By: Mohamed Ghumrawi, Ph.D. student in International Relations
Islam is the fastest growing religion in the world. Yet here in the United States, it seems that Islam has become a topic filled with generalizations and misunderstandings. The events that took place on Sept. 11, 2001, not only changed the life of every American, they also dramatically changed the life of every Muslim American.
The days after 9/11 were the first times I ever experienced discrimination based on my religion. A classmate called me a “terrorist” once the names of the 19 hijackers were released. Since then, I have experienced the emergence of these so-called “Muslim” groups, such as Al-Qaeda and ISIS, claiming to be fighting in the name of Islam and Muslims everywhere.
I have pondered how the religion I was raised believing in as a child could possibly be the foundation for such horrendous acts. How can a religion with approximately 1.8 billion followers around the globe be considered violent?
The Islam I knew taught me to be peaceful, loving and open-minded; to respect my parents, respect my elders, and above all, to gain a knowledge and understanding of the world around me. Contrary to all of this, I saw the emergence and continued increase in anti-Muslim and anti-Islamic rhetoric in the United States.
As the years passed, I would eventually come to FIU as an undergraduate student. The mere fact that my name was Mohamed was enough to initiate a conversation. I suddenly found myself as a “defender” of Islam, battling stereotypes, generalizations and misinformation that became ubiquitous within Western media. I realized that Islam had been hijacked, and it was my obligation to set the record straight.
This year’s Geopolitical Summit — Contemporary Global Islam: Confronting Islamophobia in the U.S. and Abroad – is a perfect example of the kind of broad dialogue that is needed.

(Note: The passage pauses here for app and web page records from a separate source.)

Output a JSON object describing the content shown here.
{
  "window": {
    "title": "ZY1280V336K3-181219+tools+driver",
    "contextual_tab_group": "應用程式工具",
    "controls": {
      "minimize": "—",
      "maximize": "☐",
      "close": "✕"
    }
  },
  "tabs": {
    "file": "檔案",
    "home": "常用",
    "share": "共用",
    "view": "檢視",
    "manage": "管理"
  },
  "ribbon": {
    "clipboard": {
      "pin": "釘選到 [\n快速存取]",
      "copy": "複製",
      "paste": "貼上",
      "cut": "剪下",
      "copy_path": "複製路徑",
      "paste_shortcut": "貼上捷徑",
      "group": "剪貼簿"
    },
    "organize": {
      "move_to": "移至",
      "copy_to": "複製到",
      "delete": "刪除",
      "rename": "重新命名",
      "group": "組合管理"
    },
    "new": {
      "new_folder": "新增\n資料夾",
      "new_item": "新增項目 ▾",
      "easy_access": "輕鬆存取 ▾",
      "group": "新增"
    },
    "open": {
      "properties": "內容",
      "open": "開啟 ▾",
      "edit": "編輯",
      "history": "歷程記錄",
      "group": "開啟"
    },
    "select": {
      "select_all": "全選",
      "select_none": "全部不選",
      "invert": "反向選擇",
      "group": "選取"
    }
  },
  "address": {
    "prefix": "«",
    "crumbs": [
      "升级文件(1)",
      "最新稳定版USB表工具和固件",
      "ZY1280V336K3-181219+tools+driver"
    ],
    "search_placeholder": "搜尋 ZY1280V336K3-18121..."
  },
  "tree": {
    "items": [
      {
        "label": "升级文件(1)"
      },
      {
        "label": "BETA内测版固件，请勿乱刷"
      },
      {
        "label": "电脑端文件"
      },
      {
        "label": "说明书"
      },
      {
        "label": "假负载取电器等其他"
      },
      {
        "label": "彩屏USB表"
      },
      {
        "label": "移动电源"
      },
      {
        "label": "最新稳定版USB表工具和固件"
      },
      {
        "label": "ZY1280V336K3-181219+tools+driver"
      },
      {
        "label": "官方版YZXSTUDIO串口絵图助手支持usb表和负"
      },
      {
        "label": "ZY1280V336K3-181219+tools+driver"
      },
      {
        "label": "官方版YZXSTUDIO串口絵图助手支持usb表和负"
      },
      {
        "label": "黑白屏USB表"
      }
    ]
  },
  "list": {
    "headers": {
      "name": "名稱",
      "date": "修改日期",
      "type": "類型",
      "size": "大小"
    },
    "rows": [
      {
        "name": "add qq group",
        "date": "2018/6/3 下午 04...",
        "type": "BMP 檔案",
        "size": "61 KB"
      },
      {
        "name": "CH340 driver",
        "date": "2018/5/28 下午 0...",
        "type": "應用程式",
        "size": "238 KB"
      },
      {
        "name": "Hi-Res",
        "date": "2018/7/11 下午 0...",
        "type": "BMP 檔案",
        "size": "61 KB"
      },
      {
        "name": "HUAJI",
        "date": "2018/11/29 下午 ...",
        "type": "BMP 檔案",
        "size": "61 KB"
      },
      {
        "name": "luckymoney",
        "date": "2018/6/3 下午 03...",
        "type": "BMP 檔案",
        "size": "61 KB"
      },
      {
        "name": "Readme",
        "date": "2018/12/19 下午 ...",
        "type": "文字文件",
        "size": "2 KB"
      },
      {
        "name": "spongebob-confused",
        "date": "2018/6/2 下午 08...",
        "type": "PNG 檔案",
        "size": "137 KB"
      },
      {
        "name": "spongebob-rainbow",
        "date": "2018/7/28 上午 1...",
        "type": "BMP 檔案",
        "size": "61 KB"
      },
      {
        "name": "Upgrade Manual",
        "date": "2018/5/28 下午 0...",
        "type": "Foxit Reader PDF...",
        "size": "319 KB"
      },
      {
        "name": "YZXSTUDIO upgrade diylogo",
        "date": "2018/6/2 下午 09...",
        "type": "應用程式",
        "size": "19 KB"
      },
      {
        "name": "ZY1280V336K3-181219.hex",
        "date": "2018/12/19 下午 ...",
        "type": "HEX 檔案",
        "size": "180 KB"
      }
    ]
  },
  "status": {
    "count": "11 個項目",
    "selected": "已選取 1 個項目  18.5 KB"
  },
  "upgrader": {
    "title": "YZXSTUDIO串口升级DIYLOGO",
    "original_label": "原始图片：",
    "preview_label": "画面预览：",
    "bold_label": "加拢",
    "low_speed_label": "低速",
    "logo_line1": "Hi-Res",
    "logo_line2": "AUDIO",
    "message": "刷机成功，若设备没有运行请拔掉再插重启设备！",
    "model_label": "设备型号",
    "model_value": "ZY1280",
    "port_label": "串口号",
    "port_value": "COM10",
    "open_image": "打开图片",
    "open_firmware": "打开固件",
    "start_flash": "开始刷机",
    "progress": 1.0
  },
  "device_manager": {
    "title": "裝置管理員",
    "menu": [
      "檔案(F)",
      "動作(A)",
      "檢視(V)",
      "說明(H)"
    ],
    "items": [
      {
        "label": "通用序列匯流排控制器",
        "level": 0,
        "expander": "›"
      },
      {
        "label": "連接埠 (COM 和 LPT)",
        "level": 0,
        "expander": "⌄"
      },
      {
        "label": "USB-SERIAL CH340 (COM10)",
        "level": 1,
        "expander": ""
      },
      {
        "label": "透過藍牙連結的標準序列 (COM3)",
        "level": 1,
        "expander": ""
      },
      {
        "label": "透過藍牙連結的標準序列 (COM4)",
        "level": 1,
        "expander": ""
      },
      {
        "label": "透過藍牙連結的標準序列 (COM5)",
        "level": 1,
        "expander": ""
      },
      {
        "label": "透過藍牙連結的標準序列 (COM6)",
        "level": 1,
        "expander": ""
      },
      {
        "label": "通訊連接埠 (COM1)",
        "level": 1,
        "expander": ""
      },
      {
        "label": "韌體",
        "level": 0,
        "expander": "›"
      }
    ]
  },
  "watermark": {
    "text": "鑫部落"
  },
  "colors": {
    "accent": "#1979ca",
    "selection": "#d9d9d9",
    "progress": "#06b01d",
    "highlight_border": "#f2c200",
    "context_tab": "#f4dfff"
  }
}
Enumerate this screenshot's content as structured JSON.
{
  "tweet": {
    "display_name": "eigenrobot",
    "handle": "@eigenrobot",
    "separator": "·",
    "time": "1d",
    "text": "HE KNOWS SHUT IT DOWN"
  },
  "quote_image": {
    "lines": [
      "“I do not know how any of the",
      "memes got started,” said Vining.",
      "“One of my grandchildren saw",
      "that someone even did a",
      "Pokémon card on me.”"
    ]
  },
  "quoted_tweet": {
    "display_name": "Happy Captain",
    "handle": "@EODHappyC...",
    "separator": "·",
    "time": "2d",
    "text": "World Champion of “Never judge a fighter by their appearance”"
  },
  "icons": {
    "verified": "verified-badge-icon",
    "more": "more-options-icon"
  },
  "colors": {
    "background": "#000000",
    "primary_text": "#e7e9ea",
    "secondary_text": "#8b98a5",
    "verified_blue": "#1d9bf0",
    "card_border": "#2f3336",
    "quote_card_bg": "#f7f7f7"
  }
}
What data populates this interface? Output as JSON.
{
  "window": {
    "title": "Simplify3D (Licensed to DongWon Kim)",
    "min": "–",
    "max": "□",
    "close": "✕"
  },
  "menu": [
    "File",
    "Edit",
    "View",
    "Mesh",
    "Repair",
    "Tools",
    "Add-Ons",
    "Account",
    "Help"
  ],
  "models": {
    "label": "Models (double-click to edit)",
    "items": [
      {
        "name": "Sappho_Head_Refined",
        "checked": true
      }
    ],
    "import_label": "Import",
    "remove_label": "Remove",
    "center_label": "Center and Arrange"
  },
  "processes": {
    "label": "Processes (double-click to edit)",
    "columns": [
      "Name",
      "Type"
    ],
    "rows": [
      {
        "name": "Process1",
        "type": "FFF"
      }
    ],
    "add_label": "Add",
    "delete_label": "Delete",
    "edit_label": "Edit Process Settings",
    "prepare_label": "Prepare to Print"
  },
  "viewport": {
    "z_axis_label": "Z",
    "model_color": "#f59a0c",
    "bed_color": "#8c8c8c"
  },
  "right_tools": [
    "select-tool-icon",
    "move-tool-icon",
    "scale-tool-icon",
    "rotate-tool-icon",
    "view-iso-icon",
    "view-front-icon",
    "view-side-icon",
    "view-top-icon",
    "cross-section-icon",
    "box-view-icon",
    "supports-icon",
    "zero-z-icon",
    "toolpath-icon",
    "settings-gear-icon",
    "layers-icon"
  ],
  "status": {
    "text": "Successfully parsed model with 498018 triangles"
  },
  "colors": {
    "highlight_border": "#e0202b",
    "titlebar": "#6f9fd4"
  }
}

The media spreads a narrative which brings the most viewership, and politicians spread a narrative which brings them the most political gains. Consequently, these negative portrayals have led to an increase in Islamophobia within the United States and around the globe.
Presidential candidates openly state that a Muslim should never be president or that Muslims should be banned from entering the United States, all without any major consequences or without committing political suicide. Would the same be true if a different religious minority was targeted?
This is why it is so important for scholars, intellectuals and ordinary Muslims to push back against this rhetoric and initiate a discourse about Islam based on objective data and accurate facts.
Many Americans have never met a Muslim, let alone have a single Muslim friend. Starting the discussion about Islam and Islamophobia is a great way to promote greater understanding on a topic which is misunderstood not only in the United States, but in many parts of the world. It also exposes those who may otherwise never meet or speak with a Muslim to have an opportunity to do so.
It is time for Muslims to stand up and start combating the rise in Islamophobia based on false narratives, and it is time for those who may not be educated on Islam to start learning about it from an unbiased perspective.
Only through education, compassion and mutual understanding can our society begin building bridges between communities rather than reinforcing divisions.
FIU’s Sixth Geopolitical Summit, featuring religious scholar and former CNN commentator Reza Aslan, will be held Tuesday at 9:30 a.m. in the Graham Center Ballrooms. The event is sponsored by the Steven J. Green School of International and Public Affairs, the Muslim World Studies Program, Middle East Studies Program and Department of Religious Studies. To register, click here.